If you already own an iPhone 3GS, 4 or 4S, you're about to feel like you just bought a new smartphone without spending a dime. On September 19, Apple releases the operating system iOS 6, which isn't just any old software upgrade -- it's a quantum leap forward.
iOS 6 adds a lot of fun new stuff, such as Facebook and Twitter integration that lets you post from anywhere in your phone, and the new Maps app (a replacement for Google Maps, which you'll likely have to download again separately).
Maps isn't just awesome 3D cityscapes, it's Tom Tom-powered turn-by-turn navigation. You get a top-of-the-range GPS device for free.
Safari adds Reading Lists, a free version of Instapaper. The Passbook app gives you access to all sorts of loyalty cards, boarding passes and movie tickets. You can see and add comments to your friends' photo streams. If you already have a 4S, Siri will become a whole lot more useful (she'll finally be able to launch apps for you, for one thing).
The $99 4S
Speaking of the iPhone 4S, here's one little-noted announcement at the Apple launch: Apple is dropping the price of its previous smartphone to $99 for a 16GB model.
The iPhone 4S is the device I own, and it's the number one reason I feel comfortable not upgrading. Apple perfected the improvements in the iPhone 4 (which is now free with contract), added a much faster chip, and Siri. The 8-megapixel camera works like a treat; the iPhone 5 camera may have improved on it in a variety of ways, but it too is stuck at 8MP.
And who wants a taller iPhone anyway? Think of it this way: the 4S will fit more easily in more pockets.
Patience Has Its Rewards
This time next year we'll likely have the iPhone 5S. The S cycle, we can start to see after two of them, is where Apple tweaks the iPhone to perfection. Because the number isn't changing, the company tends to add more features to justify your upgrade.
The 5S, for example, will almost certainly have the NFC payment technology Apple held back this time, just as the 5 had the LTE functionality that could easily have gone into the 4S. (LTE, by the way, is hardly ready for prime time across most of the US; give it another year.)
So if you hold out for the 5S, you'll be the one looking smug in front of all those iPhone 5 users, especially when you get to pay with your phone.
You Have Options
Even an iOS-lover like myself has to recognize that the competitive landscape has shifted in the last year. Android 4.1, Jelly Bean, is a much more powerful OS than Ice Cream Sandwich ever was.
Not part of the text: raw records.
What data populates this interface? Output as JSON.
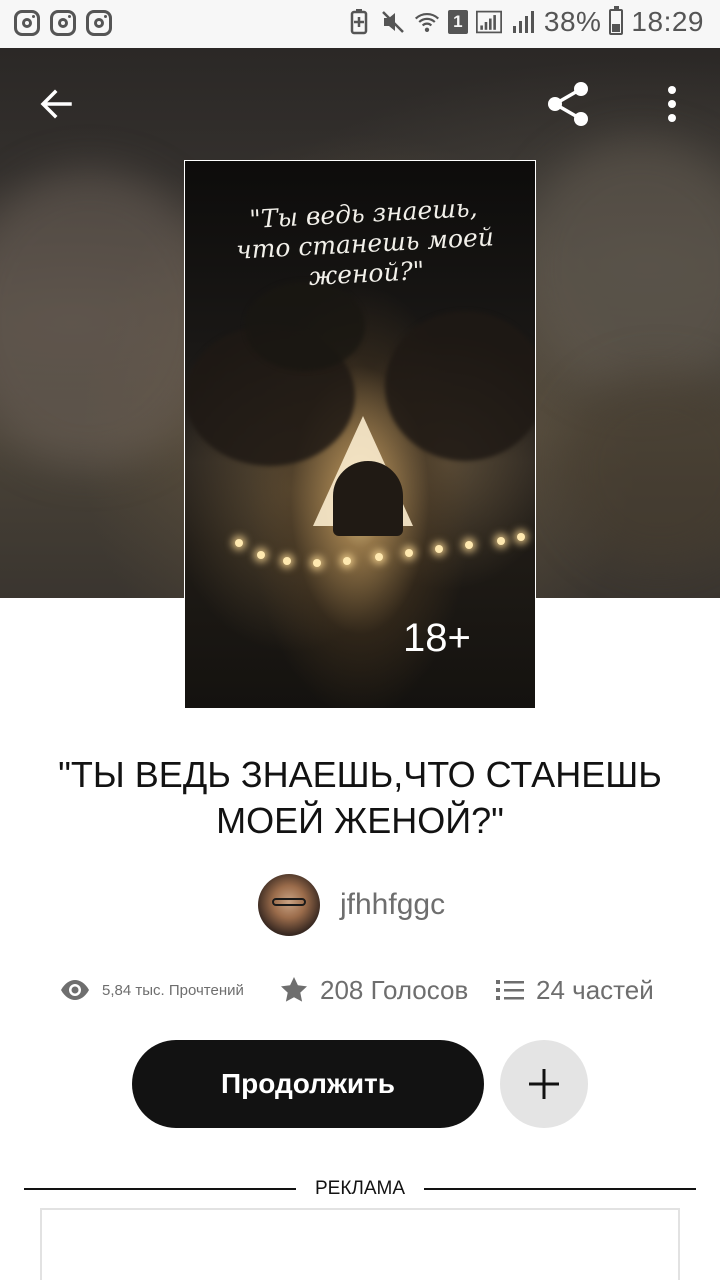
{
  "status_bar": {
    "notification_icons": [
      "instagram-icon",
      "instagram-icon",
      "instagram-icon"
    ],
    "sim_badge": "1",
    "battery_percent": "38%",
    "battery_level": 0.38,
    "time": "18:29"
  },
  "header": {
    "back_icon": "arrow-left-icon",
    "share_icon": "share-icon",
    "more_icon": "more-vertical-icon"
  },
  "cover": {
    "quote": "\"Ты ведь знаешь, что станешь моей женой?\"",
    "age_rating": "18+"
  },
  "story": {
    "title": "\"ТЫ ВЕДЬ ЗНАЕШЬ,ЧТО СТАНЕШЬ МОЕЙ ЖЕНОЙ?\"",
    "author": "jfhhfggc"
  },
  "stats": {
    "reads": "5,84 тыс. Прочтений",
    "votes": "208 Голосов",
    "parts": "24 частей"
  },
  "actions": {
    "continue_label": "Продолжить",
    "add_icon": "plus-icon"
  },
  "ad": {
    "label": "РЕКЛАМА"
  },
  "colors": {
    "primary_button": "#121212",
    "secondary_button": "#e4e4e4",
    "muted_text": "#6e6e6e"
  }
}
Google Now makes for a more useful personal assistant than Siri (though the jury is waiting to convene on her iOS 6 upgrade).
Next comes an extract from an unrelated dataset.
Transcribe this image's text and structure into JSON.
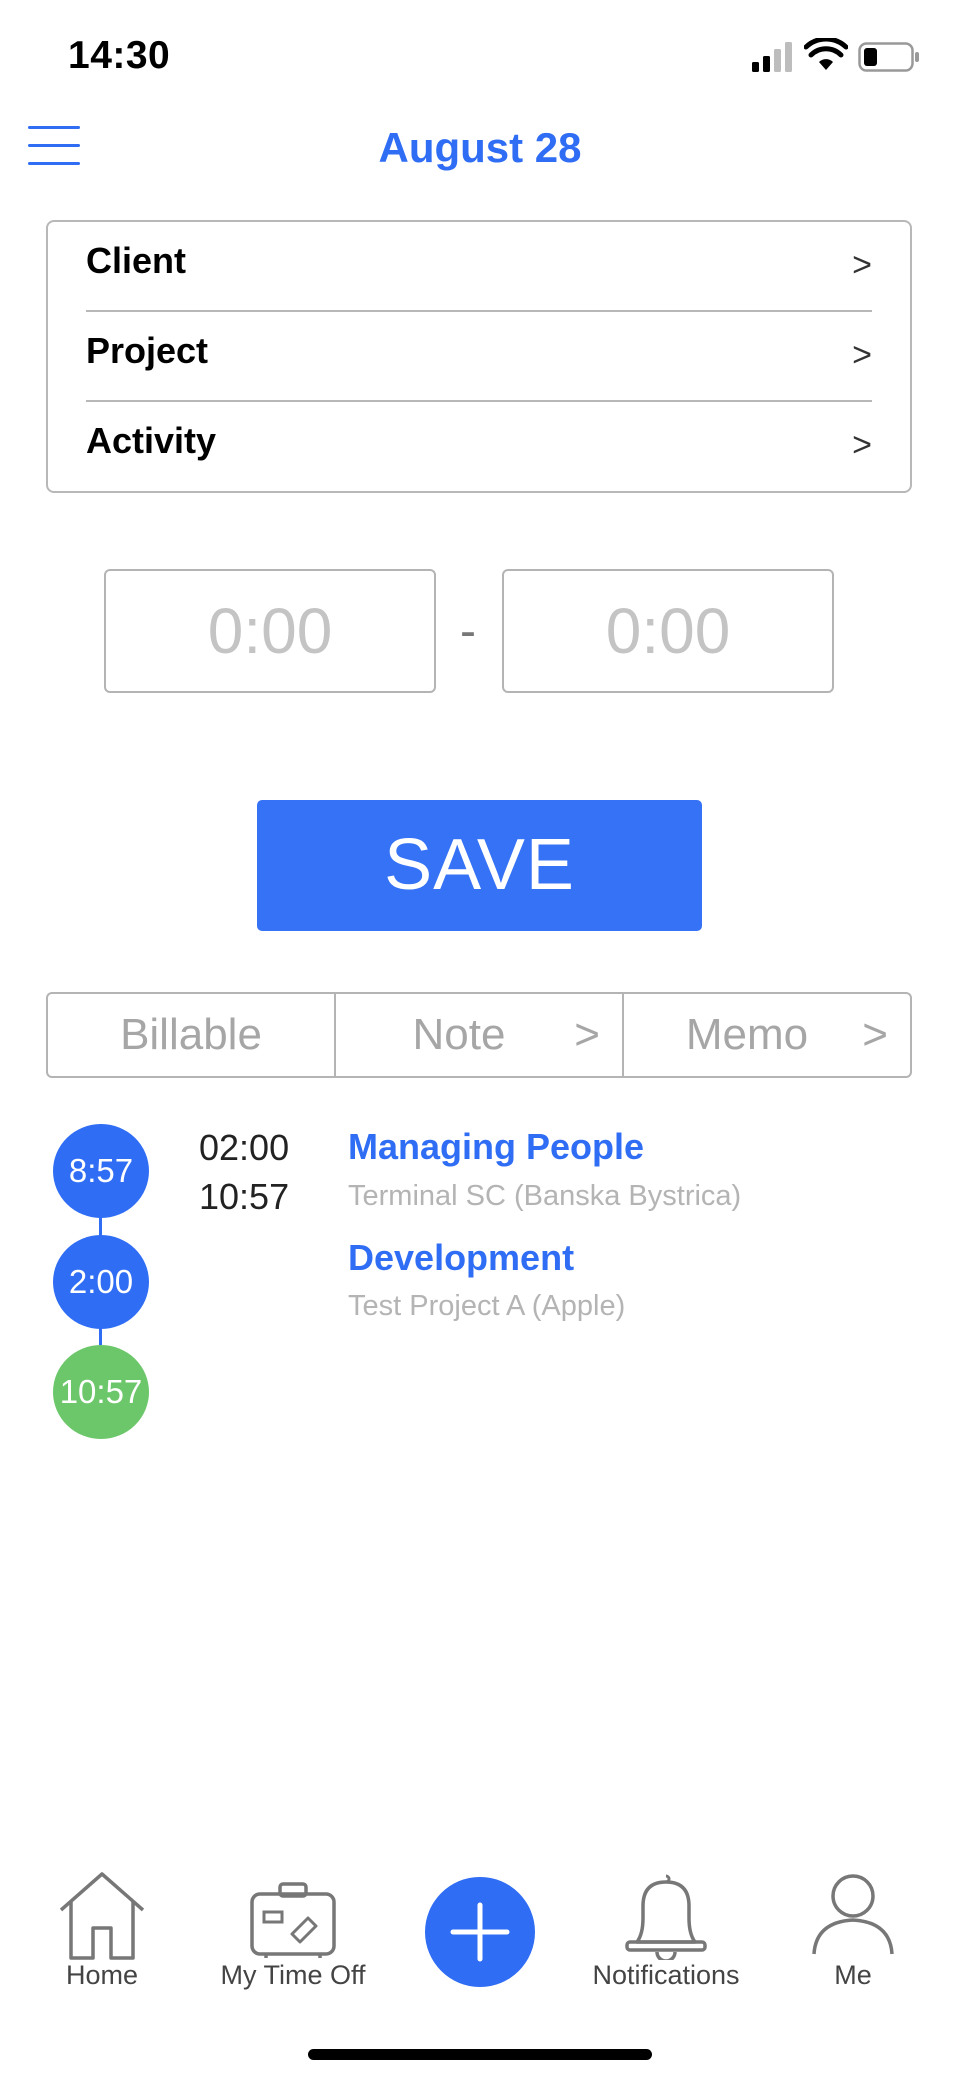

When the 4S launched, I couldn't think of a single Android phone I was remotely excited about. Now, if I were starting from scratch, I'd do due diligence and check out a tempting trio of Androids: the Galaxy SIII, the Nexus, and the HTC One X.
You Have Phone-free Apple Options
If you're starting afresh, consider also that you have options within the Apple ecosystem -- and I'm not just talking about the heavily discounted 4S and the free iPhone 4. If you don't live your life on the phone, the iPad and the new iPod Touch become viable options.
The fifth generation iPod Touch, also announced Wednesday, is pretty much the iPhone 5 without phone service. You could theoretically make most of your calls using cheap VOIP services such as Skype when you're within Wifi range, and get a cheap flip phone for when you're out and about. Get a Google Voice number, and calls will reach you no matter which device you're on.
Pay-as-you-go VOIP phone service is possible on an iPad with 3G. Connect with a bluetooth headset and you're good to go. Or wait for the 7-inch iPad Mini, reportedly coming next month, which will be even more portable.
Are you holding off on the iPhone 5? What do you think the future holds for Apple's smartphone line? Let us know in the comments.
This story originally published on Mashable here.